Harry Potter And The Sorceror\'s Bank

2001manxcrownharrypotterallkeysrev240.jpgAs I have read through the entire Harry Potter series, I find that contrary to some opinions that Rowling?s series is a thinly-veiled swipe at Thatcherism (I think the Slate writer is really stretching here), the series is instead filled with a number of libertarian themes (anti-state-authority, pro-civil-society), increasingly so as the books progress. I suppose it is a testimony to the quality of Ms. Rowling?s writing that people can draw such wildly contradictory conclusions.

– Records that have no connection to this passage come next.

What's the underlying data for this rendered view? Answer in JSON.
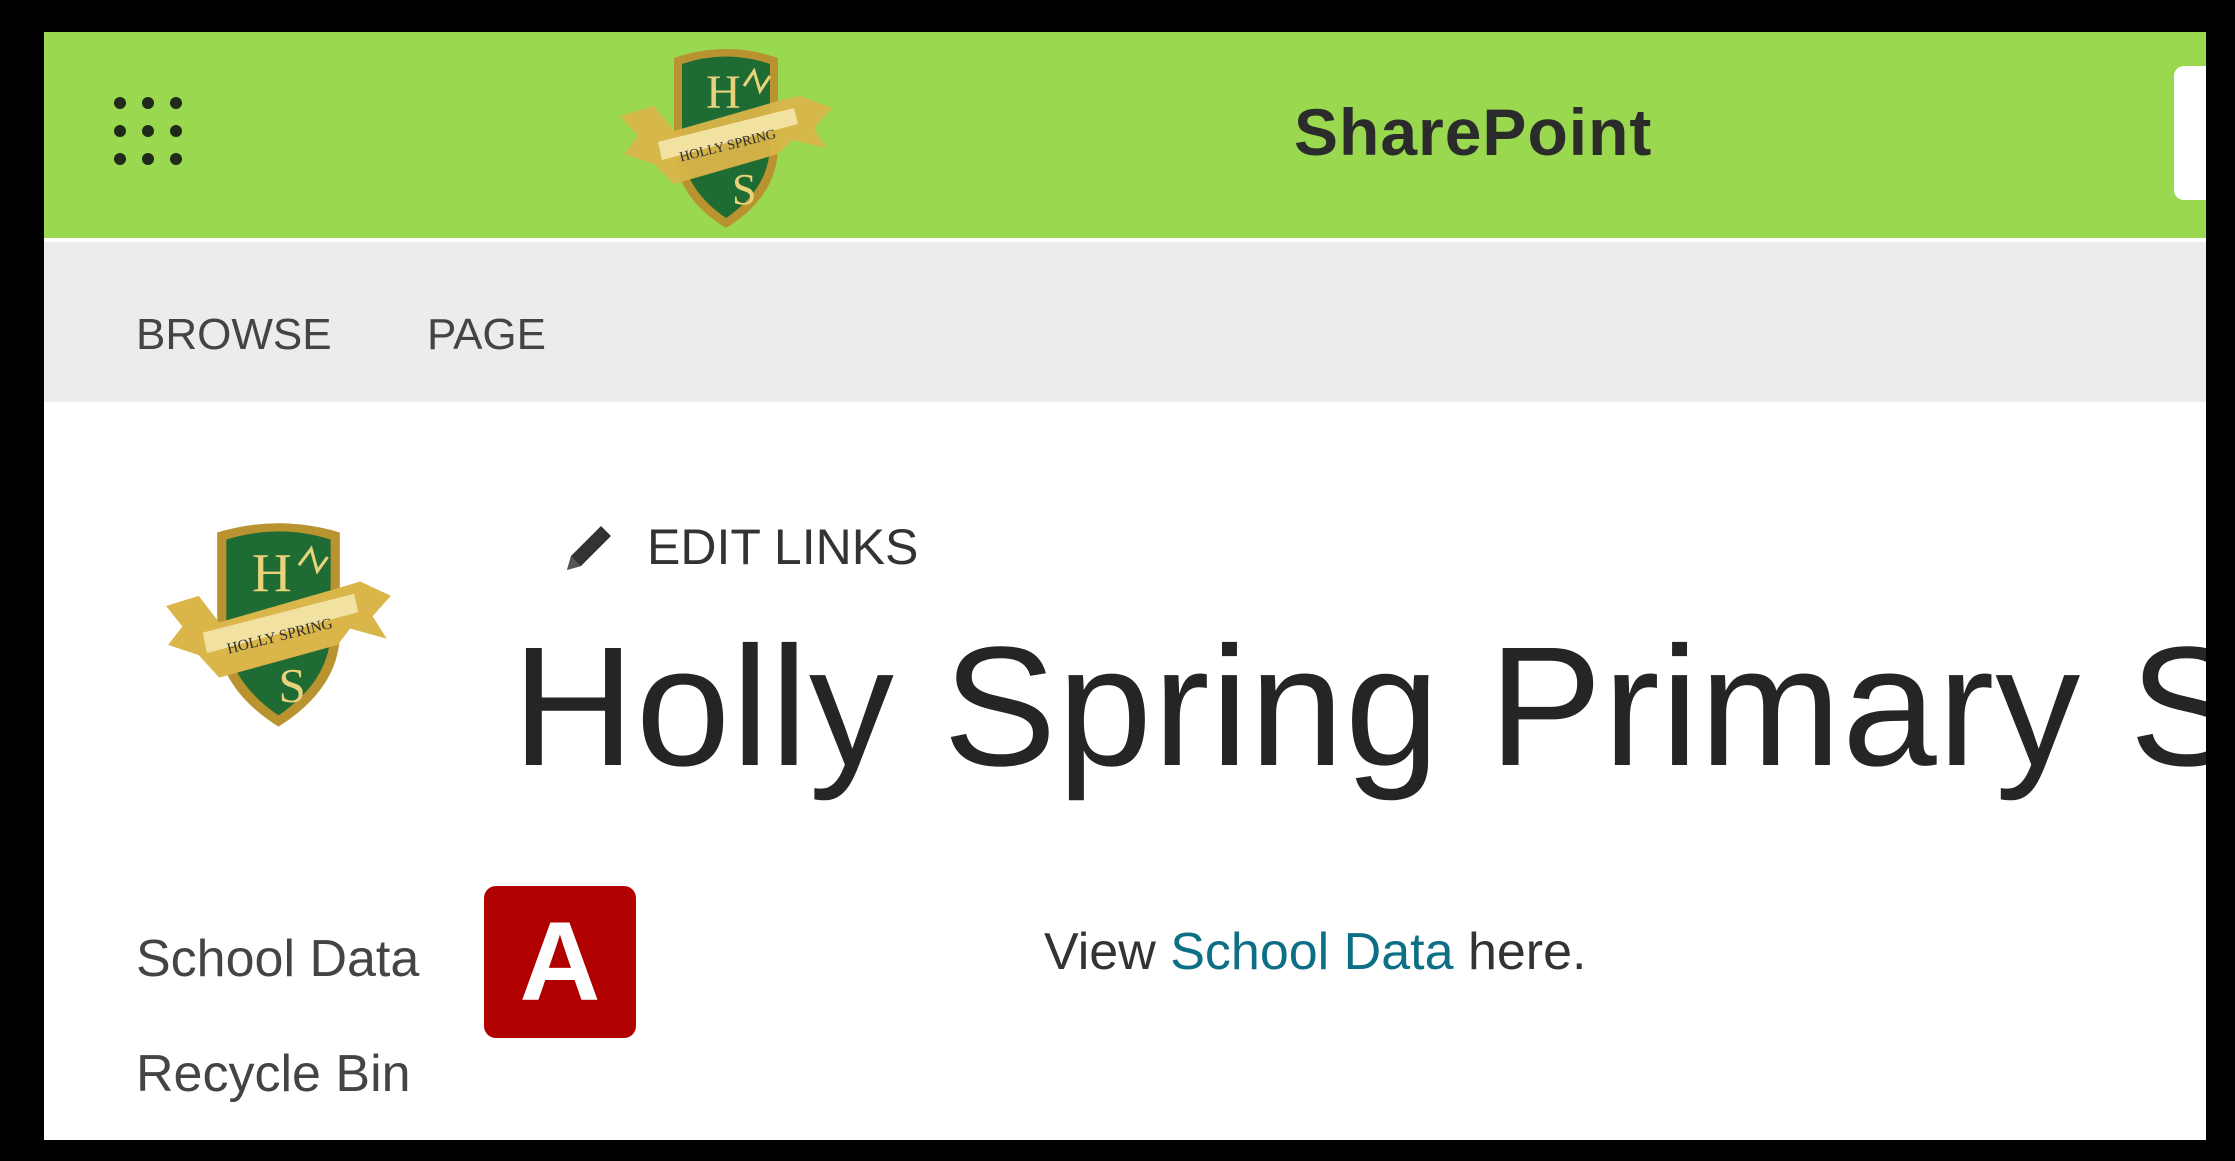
{
  "suite_bar": {
    "app_name": "SharePoint",
    "background_color": "#99d84f",
    "waffle_icon": "app-launcher-icon",
    "logo_text_top": "H",
    "logo_text_bottom": "S",
    "logo_ribbon_text": "HOLLY SPRING"
  },
  "ribbon": {
    "tabs": [
      {
        "label": "BROWSE"
      },
      {
        "label": "PAGE"
      }
    ]
  },
  "site_header": {
    "edit_links_label": "EDIT LINKS",
    "edit_icon": "pencil-icon",
    "title": "Holly Spring Primary Scho"
  },
  "quick_launch": {
    "items": [
      {
        "label": "School Data"
      },
      {
        "label": "Recycle Bin"
      }
    ]
  },
  "annotation": {
    "badge_label": "A",
    "badge_color": "#b00000"
  },
  "content": {
    "text_prefix": "View ",
    "link_text": "School Data",
    "text_suffix": " here.",
    "link_color": "#0c6f86"
  }
}
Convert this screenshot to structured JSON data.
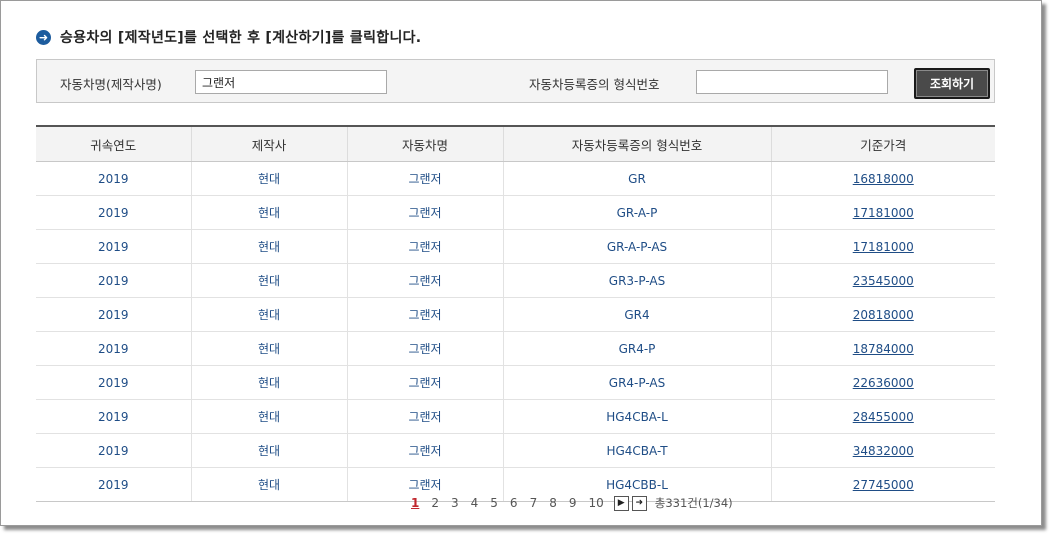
{
  "title": "승용차의 [제작년도]를 선택한 후 [계산하기]를 클릭합니다.",
  "search": {
    "name_label": "자동차명(제작사명)",
    "name_value": "그랜저",
    "type_label": "자동차등록증의 형식번호",
    "type_value": "",
    "button_label": "조회하기"
  },
  "table": {
    "headers": [
      "귀속연도",
      "제작사",
      "자동차명",
      "자동차등록증의 형식번호",
      "기준가격"
    ],
    "rows": [
      [
        "2019",
        "현대",
        "그랜저",
        "GR",
        "16818000"
      ],
      [
        "2019",
        "현대",
        "그랜저",
        "GR-A-P",
        "17181000"
      ],
      [
        "2019",
        "현대",
        "그랜저",
        "GR-A-P-AS",
        "17181000"
      ],
      [
        "2019",
        "현대",
        "그랜저",
        "GR3-P-AS",
        "23545000"
      ],
      [
        "2019",
        "현대",
        "그랜저",
        "GR4",
        "20818000"
      ],
      [
        "2019",
        "현대",
        "그랜저",
        "GR4-P",
        "18784000"
      ],
      [
        "2019",
        "현대",
        "그랜저",
        "GR4-P-AS",
        "22636000"
      ],
      [
        "2019",
        "현대",
        "그랜저",
        "HG4CBA-L",
        "28455000"
      ],
      [
        "2019",
        "현대",
        "그랜저",
        "HG4CBA-T",
        "34832000"
      ],
      [
        "2019",
        "현대",
        "그랜저",
        "HG4CBB-L",
        "27745000"
      ]
    ]
  },
  "pagination": {
    "pages": [
      "1",
      "2",
      "3",
      "4",
      "5",
      "6",
      "7",
      "8",
      "9",
      "10"
    ],
    "current": "1",
    "next_icon": "next-page-icon",
    "last_icon": "last-page-icon",
    "total": "총331건(1/34)"
  },
  "colors": {
    "accent": "#1d5c9e",
    "link": "#1f4d86",
    "current_page": "#c0262d"
  }
}
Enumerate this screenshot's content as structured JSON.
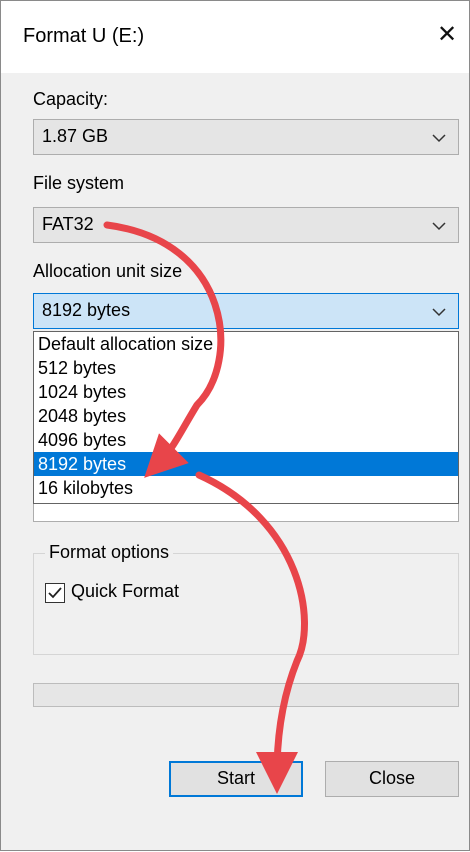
{
  "window": {
    "title": "Format U (E:)",
    "close_glyph": "✕"
  },
  "capacity": {
    "label": "Capacity:",
    "value": "1.87 GB"
  },
  "file_system": {
    "label": "File system",
    "value": "FAT32"
  },
  "allocation_unit": {
    "label": "Allocation unit size",
    "value": "8192 bytes",
    "options": [
      "Default allocation size",
      "512 bytes",
      "1024 bytes",
      "2048 bytes",
      "4096 bytes",
      "8192 bytes",
      "16 kilobytes"
    ],
    "selected_index": 5
  },
  "format_options": {
    "label": "Format options",
    "quick_format_label": "Quick Format",
    "quick_format_checked": true
  },
  "progress": {
    "value": 0
  },
  "buttons": {
    "start_label": "Start",
    "close_label": "Close"
  },
  "colors": {
    "selection": "#0078d7",
    "annotation_arrow": "#e8454a"
  }
}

One aspect of the Potterverse that is admirable from an Austrian point of view is the nature of money and banking in the novels. The monetary system of the wizarding world is based on commodity metals ? Gold, Silver, and Bronze ? and given Mr. Weasley?s difficulties with Muggle (paper) money, one assumes that there aren?t banknotes or other kinds of fiat money floating around. The only bank mentioned in the wizarding world is Gringotts- which isn?t run by wizards at all, but by goblins, who?re known for their exacting bookkeeping and extraordinary security measures. There is no mention of other banks, but it is clear that Gringotts (perhaps by dint of its racial makeup) is independent of the wizard world?s government- which means that the wizarding world operates under free banking. Gringotts appears to be a transnational monopoly, but there do not appear to be barriers to entry in the banking industry- meaning that the bank maintains its ?monopoly? position only by trading on its reputation and by providing superior service, lest competitors enter the market. Gringotts doesn?t seem to pay interest on the deposits kept within its vaults, either- which suggests that it operates under 100% reserve banking and doesn?t lend out other people?s money (in order to maintain its reputation by remaining ever-solvent)). This solitary (but transnational) bank provides the wizarding world with a stable commodity money supply that is unburdened by credit expansions and manipulation by government central bankers.

What a splendid world Ms. Rowling has created!

Share this

When first introduced to

When first introduced to Gringotts, I recall thinking, "Now, THAT'S a REAL bank. Pity we don't have them today."

Thanks for fleshing out the notion.